◆ GOAL OF THE EXERCISE
Drop the pictures, then repeat every record exactly as it stands.

◆ GIVEN ENTRIES
§ §
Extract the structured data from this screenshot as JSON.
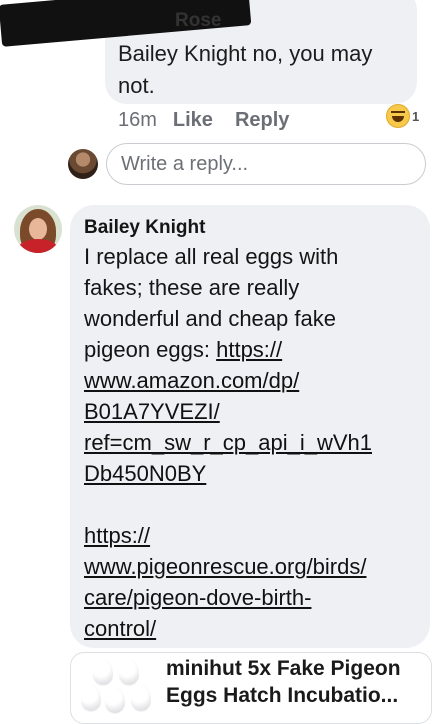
{
  "top_comment": {
    "author_partial": "Rose",
    "message_line1": "Bailey Knight no, you may",
    "message_line2": "not.",
    "time": "16m",
    "like_label": "Like",
    "reply_label": "Reply",
    "reaction_icon": "laugh-react-icon",
    "reaction_count": "1"
  },
  "reply_box": {
    "placeholder": "Write a reply..."
  },
  "bailey_comment": {
    "author": "Bailey Knight",
    "lines": [
      "I replace all real eggs with",
      "fakes; these are really",
      "wonderful and cheap fake",
      "pigeon eggs: "
    ],
    "link1_parts": [
      "https://",
      "www.amazon.com/dp/",
      "B01A7YVEZI/",
      "ref=cm_sw_r_cp_api_i_wVh1",
      "Db450N0BY"
    ],
    "link2_parts": [
      "https://",
      "www.pigeonrescue.org/birds/",
      "care/pigeon-dove-birth-",
      "control/"
    ]
  },
  "link_preview": {
    "title_line1": "minihut 5x Fake Pigeon",
    "title_line2": "Eggs Hatch Incubatio..."
  },
  "colors": {
    "bubble": "#eef0f3",
    "meta_text": "#6b6f75"
  }
}
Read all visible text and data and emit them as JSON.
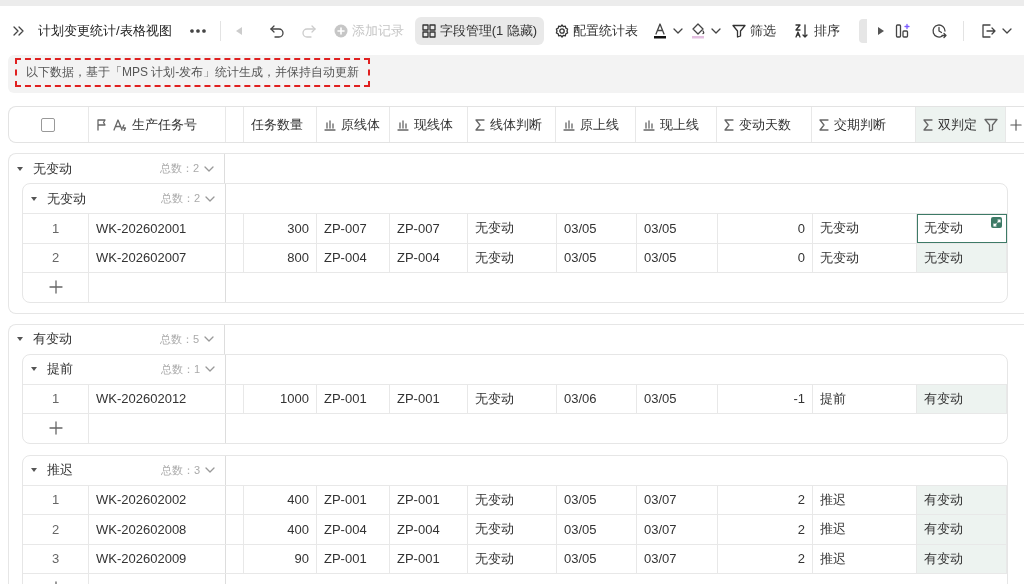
{
  "breadcrumb": {
    "title": "计划变更统计/表格视图"
  },
  "toolbar": {
    "buttons": [
      {
        "label": "添加记录",
        "disabled": true,
        "active": false
      },
      {
        "label": "字段管理(1 隐藏)",
        "disabled": false,
        "active": true
      },
      {
        "label": "配置统计表",
        "disabled": false,
        "active": false
      },
      {
        "label": "筛选",
        "disabled": false,
        "active": false
      },
      {
        "label": "排序",
        "disabled": false,
        "active": false
      }
    ]
  },
  "notice": {
    "text": "以下数据，基于「MPS 计划-发布」统计生成，并保持自动更新"
  },
  "table": {
    "header_checkbox": {
      "checked": false
    },
    "columns": [
      {
        "label": "生产任务号",
        "kind": "primary",
        "numeric": false,
        "selected": false,
        "filtered": false
      },
      {
        "label": "任务数量",
        "kind": "number",
        "numeric": true,
        "selected": false,
        "filtered": false
      },
      {
        "label": "原线体",
        "kind": "lookup",
        "numeric": false,
        "selected": false,
        "filtered": false
      },
      {
        "label": "现线体",
        "kind": "lookup",
        "numeric": false,
        "selected": false,
        "filtered": false
      },
      {
        "label": "线体判断",
        "kind": "formula",
        "numeric": false,
        "selected": false,
        "filtered": false
      },
      {
        "label": "原上线",
        "kind": "lookup",
        "numeric": false,
        "selected": false,
        "filtered": false
      },
      {
        "label": "现上线",
        "kind": "lookup",
        "numeric": false,
        "selected": false,
        "filtered": false
      },
      {
        "label": "变动天数",
        "kind": "formula",
        "numeric": true,
        "selected": false,
        "filtered": false
      },
      {
        "label": "交期判断",
        "kind": "formula",
        "numeric": false,
        "selected": false,
        "filtered": false
      },
      {
        "label": "双判定",
        "kind": "formula",
        "numeric": false,
        "selected": true,
        "filtered": true
      }
    ],
    "groups": [
      {
        "label": "无变动",
        "count": "总数：2",
        "expanded": true,
        "children": [
          {
            "label": "无变动",
            "count": "总数：2",
            "expanded": true,
            "rows": [
              {
                "index": "1",
                "focused": true,
                "cells": [
                  "WK-202602001",
                  "300",
                  "ZP-007",
                  "ZP-007",
                  "无变动",
                  "03/05",
                  "03/05",
                  "0",
                  "无变动",
                  "无变动"
                ]
              },
              {
                "index": "2",
                "focused": false,
                "cells": [
                  "WK-202602007",
                  "800",
                  "ZP-004",
                  "ZP-004",
                  "无变动",
                  "03/05",
                  "03/05",
                  "0",
                  "无变动",
                  "无变动"
                ]
              }
            ]
          }
        ]
      },
      {
        "label": "有变动",
        "count": "总数：5",
        "expanded": true,
        "children": [
          {
            "label": "提前",
            "count": "总数：1",
            "expanded": true,
            "rows": [
              {
                "index": "1",
                "focused": false,
                "cells": [
                  "WK-202602012",
                  "1000",
                  "ZP-001",
                  "ZP-001",
                  "无变动",
                  "03/06",
                  "03/05",
                  "-1",
                  "提前",
                  "有变动"
                ]
              }
            ]
          },
          {
            "label": "推迟",
            "count": "总数：3",
            "expanded": true,
            "rows": [
              {
                "index": "1",
                "focused": false,
                "cells": [
                  "WK-202602002",
                  "400",
                  "ZP-001",
                  "ZP-001",
                  "无变动",
                  "03/05",
                  "03/07",
                  "2",
                  "推迟",
                  "有变动"
                ]
              },
              {
                "index": "2",
                "focused": false,
                "cells": [
                  "WK-202602008",
                  "400",
                  "ZP-004",
                  "ZP-004",
                  "无变动",
                  "03/05",
                  "03/07",
                  "2",
                  "推迟",
                  "有变动"
                ]
              },
              {
                "index": "3",
                "focused": false,
                "cells": [
                  "WK-202602009",
                  "90",
                  "ZP-001",
                  "ZP-001",
                  "无变动",
                  "03/05",
                  "03/07",
                  "2",
                  "推迟",
                  "有变动"
                ]
              }
            ]
          }
        ]
      }
    ]
  }
}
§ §
◆ ANSWER FOR THIS EXERCISE
Extract the structured data from this screenshot as JSON.
{
  "top_comment": {
    "author_partial": "Rose",
    "message_line1": "Bailey Knight no, you may",
    "message_line2": "not.",
    "time": "16m",
    "like_label": "Like",
    "reply_label": "Reply",
    "reaction_icon": "laugh-react-icon",
    "reaction_count": "1"
  },
  "reply_box": {
    "placeholder": "Write a reply..."
  },
  "bailey_comment": {
    "author": "Bailey Knight",
    "lines": [
      "I replace all real eggs with",
      "fakes; these are really",
      "wonderful and cheap fake",
      "pigeon eggs: "
    ],
    "link1_parts": [
      "https://",
      "www.amazon.com/dp/",
      "B01A7YVEZI/",
      "ref=cm_sw_r_cp_api_i_wVh1",
      "Db450N0BY"
    ],
    "link2_parts": [
      "https://",
      "www.pigeonrescue.org/birds/",
      "care/pigeon-dove-birth-",
      "control/"
    ]
  },
  "link_preview": {
    "title_line1": "minihut 5x Fake Pigeon",
    "title_line2": "Eggs Hatch Incubatio..."
  },
  "colors": {
    "bubble": "#eef0f3",
    "meta_text": "#6b6f75"
  }
}
Read all visible text and data and emit them as JSON.
{
  "breadcrumb": {
    "title": "计划变更统计/表格视图"
  },
  "toolbar": {
    "buttons": [
      {
        "label": "添加记录",
        "disabled": true,
        "active": false
      },
      {
        "label": "字段管理(1 隐藏)",
        "disabled": false,
        "active": true
      },
      {
        "label": "配置统计表",
        "disabled": false,
        "active": false
      },
      {
        "label": "筛选",
        "disabled": false,
        "active": false
      },
      {
        "label": "排序",
        "disabled": false,
        "active": false
      }
    ]
  },
  "notice": {
    "text": "以下数据，基于「MPS 计划-发布」统计生成，并保持自动更新"
  },
  "table": {
    "header_checkbox": {
      "checked": false
    },
    "columns": [
      {
        "label": "生产任务号",
        "kind": "primary",
        "numeric": false,
        "selected": false,
        "filtered": false
      },
      {
        "label": "任务数量",
        "kind": "number",
        "numeric": true,
        "selected": false,
        "filtered": false
      },
      {
        "label": "原线体",
        "kind": "lookup",
        "numeric": false,
        "selected": false,
        "filtered": false
      },
      {
        "label": "现线体",
        "kind": "lookup",
        "numeric": false,
        "selected": false,
        "filtered": false
      },
      {
        "label": "线体判断",
        "kind": "formula",
        "numeric": false,
        "selected": false,
        "filtered": false
      },
      {
        "label": "原上线",
        "kind": "lookup",
        "numeric": false,
        "selected": false,
        "filtered": false
      },
      {
        "label": "现上线",
        "kind": "lookup",
        "numeric": false,
        "selected": false,
        "filtered": false
      },
      {
        "label": "变动天数",
        "kind": "formula",
        "numeric": true,
        "selected": false,
        "filtered": false
      },
      {
        "label": "交期判断",
        "kind": "formula",
        "numeric": false,
        "selected": false,
        "filtered": false
      },
      {
        "label": "双判定",
        "kind": "formula",
        "numeric": false,
        "selected": true,
        "filtered": true
      }
    ],
    "groups": [
      {
        "label": "无变动",
        "count": "总数：2",
        "expanded": true,
        "children": [
          {
            "label": "无变动",
            "count": "总数：2",
            "expanded": true,
            "rows": [
              {
                "index": "1",
                "focused": true,
                "cells": [
                  "WK-202602001",
                  "300",
                  "ZP-007",
                  "ZP-007",
                  "无变动",
                  "03/05",
                  "03/05",
                  "0",
                  "无变动",
                  "无变动"
                ]
              },
              {
                "index": "2",
                "focused": false,
                "cells": [
                  "WK-202602007",
                  "800",
                  "ZP-004",
                  "ZP-004",
                  "无变动",
                  "03/05",
                  "03/05",
                  "0",
                  "无变动",
                  "无变动"
                ]
              }
            ]
          }
        ]
      },
      {
        "label": "有变动",
        "count": "总数：5",
        "expanded": true,
        "children": [
          {
            "label": "提前",
            "count": "总数：1",
            "expanded": true,
            "rows": [
              {
                "index": "1",
                "focused": false,
                "cells": [
                  "WK-202602012",
                  "1000",
                  "ZP-001",
                  "ZP-001",
                  "无变动",
                  "03/06",
                  "03/05",
                  "-1",
                  "提前",
                  "有变动"
                ]
              }
            ]
          },
          {
            "label": "推迟",
            "count": "总数：3",
            "expanded": true,
            "rows": [
              {
                "index": "1",
                "focused": false,
                "cells": [
                  "WK-202602002",
                  "400",
                  "ZP-001",
                  "ZP-001",
                  "无变动",
                  "03/05",
                  "03/07",
                  "2",
                  "推迟",
                  "有变动"
                ]
              },
              {
                "index": "2",
                "focused": false,
                "cells": [
                  "WK-202602008",
                  "400",
                  "ZP-004",
                  "ZP-004",
                  "无变动",
                  "03/05",
                  "03/07",
                  "2",
                  "推迟",
                  "有变动"
                ]
              },
              {
                "index": "3",
                "focused": false,
                "cells": [
                  "WK-202602009",
                  "90",
                  "ZP-001",
                  "ZP-001",
                  "无变动",
                  "03/05",
                  "03/07",
                  "2",
                  "推迟",
                  "有变动"
                ]
              }
            ]
          }
        ]
      }
    ]
  }
}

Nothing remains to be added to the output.